(Editor’s note: Please welcome our new business columnist Isabelle Reiniger, who is making Evanston’s businesses, her business. Feel free to send Isabelle a tip, a tidbit or whatever information you have about Evanston’s businesses. She will check it out. Thank you! Send it to email@example.com)
This new column will highlight business developments in Evanston. Usually we’ll focus on new businesses but we’ll also look at businesses that are closing.
Hispanic American Heritage Month and the Evanston Public Library
I want to start with highlighting an Evanston Library program that runs Sept. 21 to Oct. 15. It is designed to draw attention to and support Latinx businesses in Evanston in honor of National Hispanic American Heritage Month. As of Wednesday, Sept. 21, you will be able to pick up a punch card at one of our two library locations.
The card will list Hispanic American businesses and you are asked to visit at least three of these, purchase something and ask to have your card signed. Alternatively you can ask staff a trivia question and jot down the answer. Once you have visited three businesses, return to the library with your card and you can enter a raffle to win a $25 gift card.
5411 Gourmet Empanadas at 809 Davis St. is a new business that is participating in the library program. It opened in May in the Sherman Plaza between ATI Physical Therapy and the parking garage. “Business was good in the beginning,” according to Nicolas Ibarzabal, one of the owners, “it slowed down over the summer, but has started to pick-up over the past two weeks.”
The Evanston location is focused on take out but provides a few tables if people want to sit and eat. 5411 was named after the code used to call Buenos Aires, Argentina. Both Ibarzabal and co-owner Mariano Lanfranconi are from Argentina and came to the Chicago area for graduate school. But they knew each other before coming to the U.S. The initial location was on Clark Street in Chicago. Prior to the pandemic they had five Chicago locations, but closed two during the pandemic.
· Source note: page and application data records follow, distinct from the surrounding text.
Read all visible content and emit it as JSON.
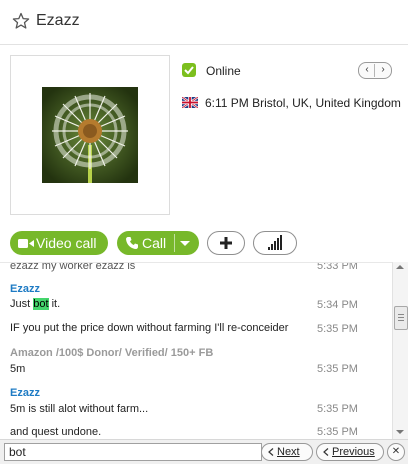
{
  "header": {
    "title": "Ezazz"
  },
  "profile": {
    "status": "Online",
    "location": "6:11 PM Bristol, UK, United Kingdom",
    "nav_prev": "‹",
    "nav_next": "›",
    "avatar_colors": {
      "bg": "#2e3f14",
      "center": "#b57b2e"
    }
  },
  "actions": {
    "video_call": "Video call",
    "call": "Call",
    "add": "+",
    "brand_green": "#77b82a"
  },
  "chat": {
    "partial_top": "ezazz my worker ezazz is",
    "partial_top_time": "5:33 PM",
    "messages": [
      {
        "sender": "Ezazz",
        "sender_style": "blue",
        "lines": [
          {
            "pre": "Just ",
            "hl": "bot",
            "post": " it.",
            "time": "5:34 PM"
          },
          {
            "pre": "IF you put the price down without farming I'll re-conceider",
            "hl": "",
            "post": "",
            "time": "5:35 PM"
          }
        ]
      },
      {
        "sender": "Amazon /100$ Donor/ Verified/ 150+ FB",
        "sender_style": "gray",
        "lines": [
          {
            "pre": "5m",
            "hl": "",
            "post": "",
            "time": "5:35 PM"
          }
        ]
      },
      {
        "sender": "Ezazz",
        "sender_style": "blue",
        "lines": [
          {
            "pre": "5m is still alot without farm...",
            "hl": "",
            "post": "",
            "time": "5:35 PM"
          },
          {
            "pre": "and quest undone.",
            "hl": "",
            "post": "",
            "time": "5:35 PM"
          }
        ]
      }
    ]
  },
  "findbar": {
    "query": "bot",
    "next": "Next",
    "previous": "Previous",
    "close": "✕"
  }
}
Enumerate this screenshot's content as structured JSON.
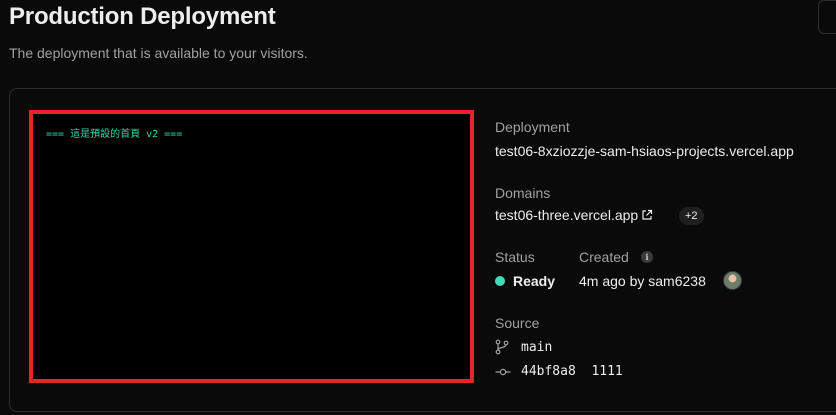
{
  "header": {
    "title": "Production Deployment",
    "subtitle": "The deployment that is available to your visitors."
  },
  "preview": {
    "text": "=== 這是預設的首頁 v2 ==="
  },
  "details": {
    "deployment_label": "Deployment",
    "deployment_value": "test06-8xziozzje-sam-hsiaos-projects.vercel.app",
    "domains_label": "Domains",
    "domains_value": "test06-three.vercel.app",
    "domains_more": "+2",
    "status_label": "Status",
    "status_value": "Ready",
    "status_color": "#44d9b4",
    "created_label": "Created",
    "created_value": "4m ago by sam6238",
    "source_label": "Source",
    "branch": "main",
    "commit": "44bf8a8  1111"
  },
  "accent": {
    "highlight_border": "#e8232b"
  },
  "icons": {
    "external_link": "external-link-icon",
    "info": "info-icon",
    "branch": "git-branch-icon",
    "commit": "git-commit-icon"
  }
}
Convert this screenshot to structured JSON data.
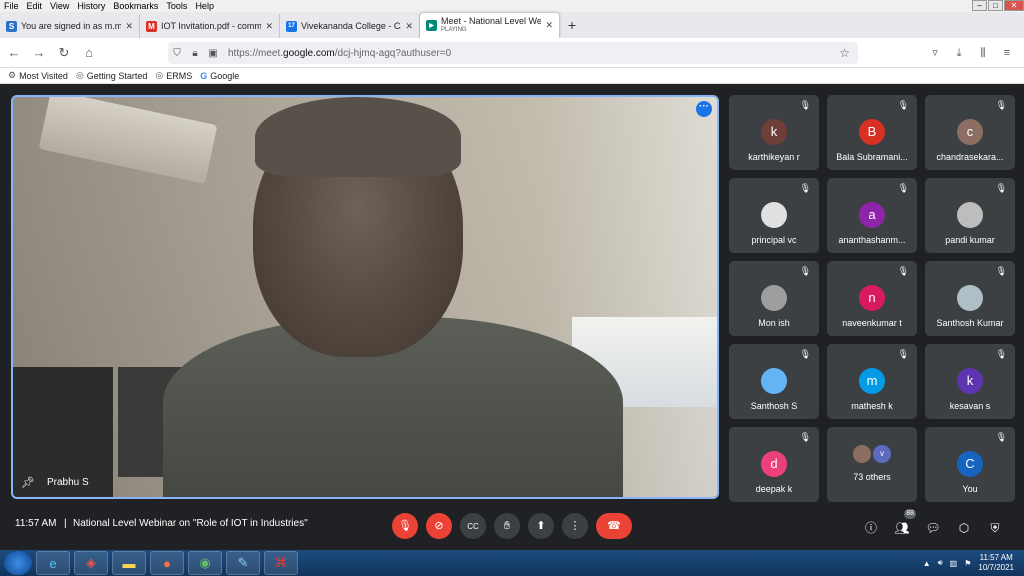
{
  "menubar": {
    "items": [
      "File",
      "Edit",
      "View",
      "History",
      "Bookmarks",
      "Tools",
      "Help"
    ]
  },
  "window_controls": {
    "minimize": "–",
    "maximize": "□",
    "close": "✕"
  },
  "tabs": [
    {
      "title": "You are signed in as m.mohan",
      "favicon": "S",
      "favicon_color": "#2b73c8"
    },
    {
      "title": "IOT Invitation.pdf - commerce",
      "favicon": "M",
      "favicon_color": "#d93025"
    },
    {
      "title": "Vivekananda College - Calenda",
      "favicon": "17",
      "favicon_color": "#1a73e8"
    },
    {
      "title": "Meet - National Level Webinar",
      "subtitle": "PLAYING",
      "favicon": "▶",
      "favicon_color": "#00897b"
    }
  ],
  "navbar": {
    "url_prefix": "https://meet.",
    "url_domain": "google.com",
    "url_suffix": "/dcj-hjmq-agq?authuser=0"
  },
  "bookmarks": [
    "Most Visited",
    "Getting Started",
    "ERMS",
    "Google"
  ],
  "main_video": {
    "name": "Prabhu S"
  },
  "participants": [
    {
      "name": "karthikeyan r",
      "initial": "k",
      "color": "#6d3f36"
    },
    {
      "name": "Bala Subramani...",
      "initial": "B",
      "color": "#d93025"
    },
    {
      "name": "chandrasekara...",
      "initial": "c",
      "color": "#8d6e63"
    },
    {
      "name": "principal vc",
      "initial": "",
      "color": "#e0e0e0"
    },
    {
      "name": "ananthashanm...",
      "initial": "a",
      "color": "#8e24aa"
    },
    {
      "name": "pandi kumar",
      "initial": "",
      "color": "#bdbdbd"
    },
    {
      "name": "Mon ish",
      "initial": "",
      "color": "#9e9e9e"
    },
    {
      "name": "naveenkumar t",
      "initial": "n",
      "color": "#d81b60"
    },
    {
      "name": "Santhosh Kumar",
      "initial": "",
      "color": "#b0bec5"
    },
    {
      "name": "Santhosh S",
      "initial": "",
      "color": "#64b5f6"
    },
    {
      "name": "mathesh k",
      "initial": "m",
      "color": "#039be5"
    },
    {
      "name": "kesavan s",
      "initial": "k",
      "color": "#5e35b1"
    },
    {
      "name": "deepak k",
      "initial": "d",
      "color": "#ec407a"
    },
    {
      "name": "73 others",
      "initial": "v",
      "color": "#5c6bc0",
      "others": true
    },
    {
      "name": "You",
      "initial": "C",
      "color": "#1565c0"
    }
  ],
  "controls": {
    "time": "11:57 AM",
    "separator": "|",
    "meeting_title": "National Level Webinar on \"Role of IOT in Industries\"",
    "participant_count": "88"
  },
  "taskbar": {
    "time": "11:57 AM",
    "date": "10/7/2021"
  }
}
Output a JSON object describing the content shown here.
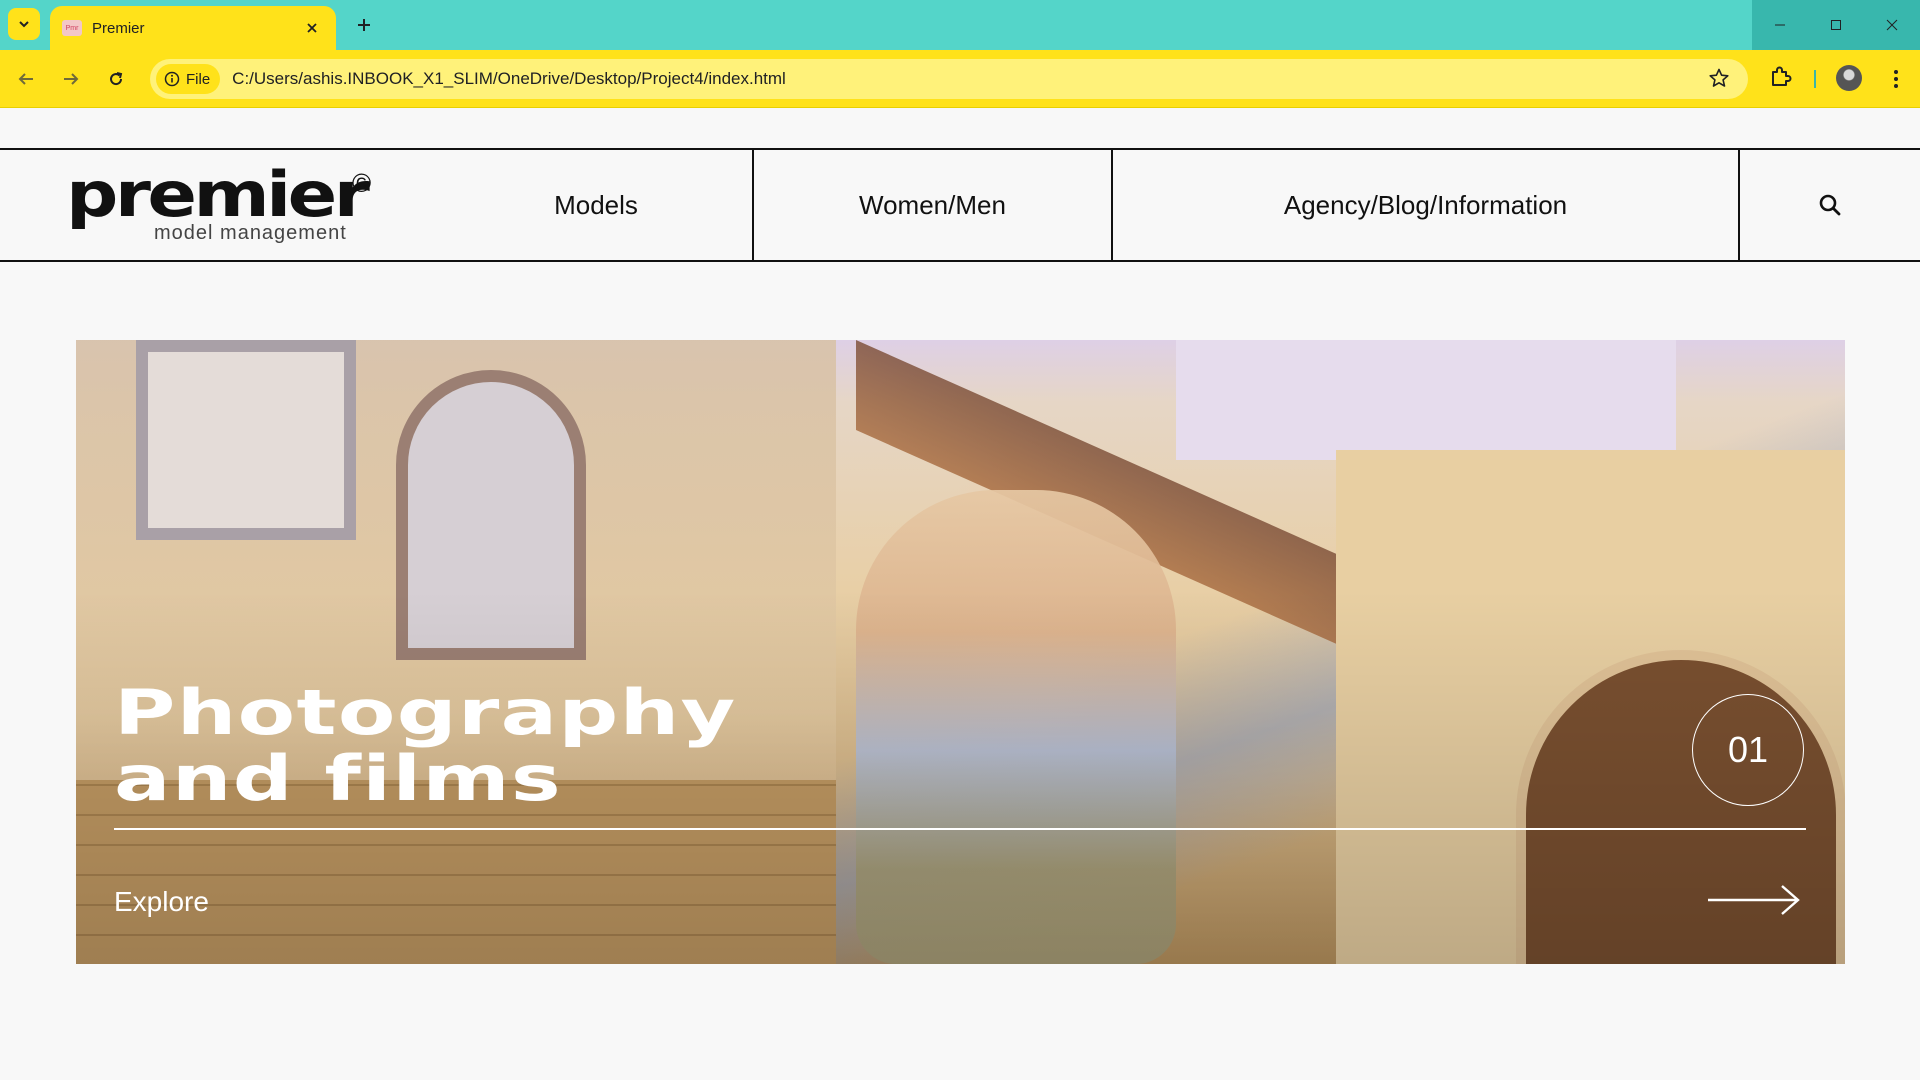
{
  "browser": {
    "tab_title": "Premier",
    "tab_favicon_text": "Pmr",
    "site_chip": "File",
    "url": "C:/Users/ashis.INBOOK_X1_SLIM/OneDrive/Desktop/Project4/index.html",
    "colors": {
      "tabbar": "#54d5c9",
      "toolbar": "#ffe21a",
      "omnibox": "#fff27a"
    }
  },
  "header": {
    "logo": {
      "wordmark": "premier",
      "copyright": "©",
      "subtitle": "model management"
    },
    "nav": [
      "Models",
      "Women/Men",
      "Agency/Blog/Information"
    ],
    "search_icon": "search-icon"
  },
  "hero": {
    "title_line1": "Photography",
    "title_line2": "and films",
    "counter": "01",
    "cta": "Explore",
    "arrow_icon": "long-arrow-right-icon"
  }
}
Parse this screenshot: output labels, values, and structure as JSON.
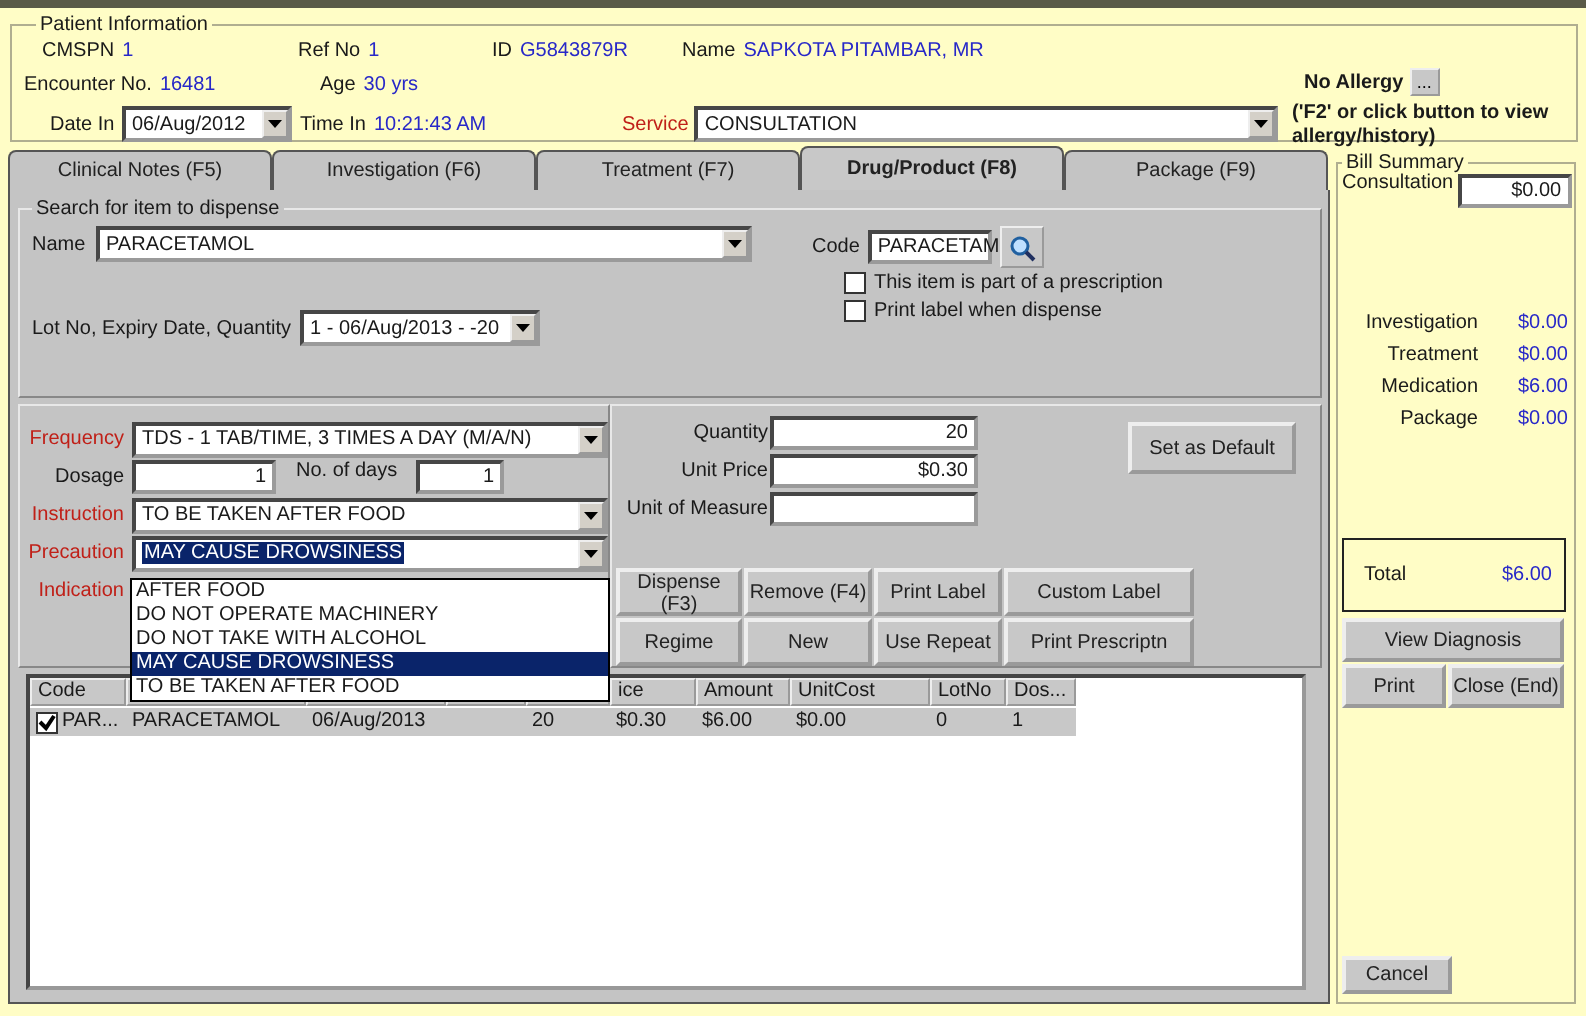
{
  "patient_info": {
    "title": "Patient Information",
    "row1": [
      {
        "label": "CMSPN",
        "value": "1"
      },
      {
        "label": "Ref No",
        "value": "1"
      },
      {
        "label": "ID",
        "value": "G5843879R"
      },
      {
        "label": "Name",
        "value": "SAPKOTA PITAMBAR, MR"
      }
    ],
    "row2": [
      {
        "label": "Encounter No.",
        "value": "16481"
      },
      {
        "label": "Age",
        "value": "30 yrs"
      }
    ],
    "date_label": "Date In",
    "date": "06/Aug/2012",
    "time_label": "Time In",
    "time": "10:21:43 AM",
    "service_label": "Service",
    "service": "CONSULTATION"
  },
  "allergy": {
    "label": "No Allergy",
    "button": "...",
    "hint": "('F2' or click button to view allergy/history)"
  },
  "tabs": [
    {
      "label": "Clinical Notes (F5)",
      "selected": false
    },
    {
      "label": "Investigation (F6)",
      "selected": false
    },
    {
      "label": "Treatment (F7)",
      "selected": false
    },
    {
      "label": "Drug/Product (F8)",
      "selected": true
    },
    {
      "label": "Package (F9)",
      "selected": false
    }
  ],
  "search": {
    "title": "Search for item to dispense",
    "name_label": "Name",
    "name": "PARACETAMOL",
    "code_label": "Code",
    "code": "PARACETAM",
    "options": [
      {
        "label": "This item is part of a prescription",
        "checked": false
      },
      {
        "label": "Print label when dispense",
        "checked": false
      }
    ],
    "lot_label": "Lot No, Expiry Date, Quantity",
    "lot": "1 - 06/Aug/2013 - -20"
  },
  "order": {
    "frequency_label": "Frequency",
    "frequency": "TDS - 1 TAB/TIME, 3 TIMES A DAY (M/A/N)",
    "dosage_label": "Dosage",
    "dosage": "1",
    "days_label": "No. of days",
    "days": "1",
    "instruction_label": "Instruction",
    "instruction": "TO BE TAKEN AFTER FOOD",
    "precaution_label": "Precaution",
    "precaution": "MAY CAUSE DROWSINESS",
    "indication_label": "Indication",
    "quantity_label": "Quantity",
    "quantity": "20",
    "price_label": "Unit Price",
    "price": "$0.30",
    "measure_label": "Unit of Measure",
    "default_button": "Set as Default"
  },
  "buttons": [
    [
      "Dispense (F3)",
      "Remove (F4)",
      "Print Label",
      "Custom Label"
    ],
    [
      "Regime",
      "New",
      "Use Repeat",
      "Print Prescriptn"
    ]
  ],
  "dropdown": {
    "options": [
      {
        "label": "AFTER FOOD",
        "selected": false
      },
      {
        "label": "DO NOT OPERATE MACHINERY",
        "selected": false
      },
      {
        "label": "DO NOT TAKE WITH ALCOHOL",
        "selected": false
      },
      {
        "label": "MAY CAUSE DROWSINESS",
        "selected": true
      },
      {
        "label": "TO BE TAKEN AFTER FOOD",
        "selected": false
      }
    ]
  },
  "table": {
    "columns": [
      "Code",
      "",
      "",
      "",
      "",
      "ice",
      "Amount",
      "UnitCost",
      "LotNo",
      "Dos..."
    ],
    "rows": [
      {
        "checked": true,
        "selected": true,
        "cells": [
          "PAR...",
          "PARACETAMOL",
          "06/Aug/2013",
          "",
          "20",
          "$0.30",
          "$6.00",
          "$0.00",
          "0",
          "1"
        ]
      }
    ]
  },
  "bill": {
    "title": "Bill Summary",
    "consultation_label": "Consultation",
    "consultation": "$0.00",
    "items": [
      {
        "label": "Investigation",
        "value": "$0.00"
      },
      {
        "label": "Treatment",
        "value": "$0.00"
      },
      {
        "label": "Medication",
        "value": "$6.00"
      },
      {
        "label": "Package",
        "value": "$0.00"
      }
    ],
    "total_label": "Total",
    "total": "$6.00",
    "buttons": [
      "View Diagnosis",
      "Print",
      "Close (End)"
    ],
    "cancel": "Cancel"
  }
}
The move to Evanston was in part related to Ibarzabal attending graduate school at Northwestern University. “I find the community really welcoming,” he said about Evanston and added that he was excited about being part of the library program.
Unrelated to the library program, we wanted to mention that EGEA spa has closed. Apparently, the closure happened on such short notice that some patrons went there for an appointment to find the doors closed. I was not able to get in touch with the owner. However, there is a message on the website from the owner who took over the business late last year. The owner notes both health problems and financial liabilities that have led to the closing. It appears that there are negotiations with three potential new owners.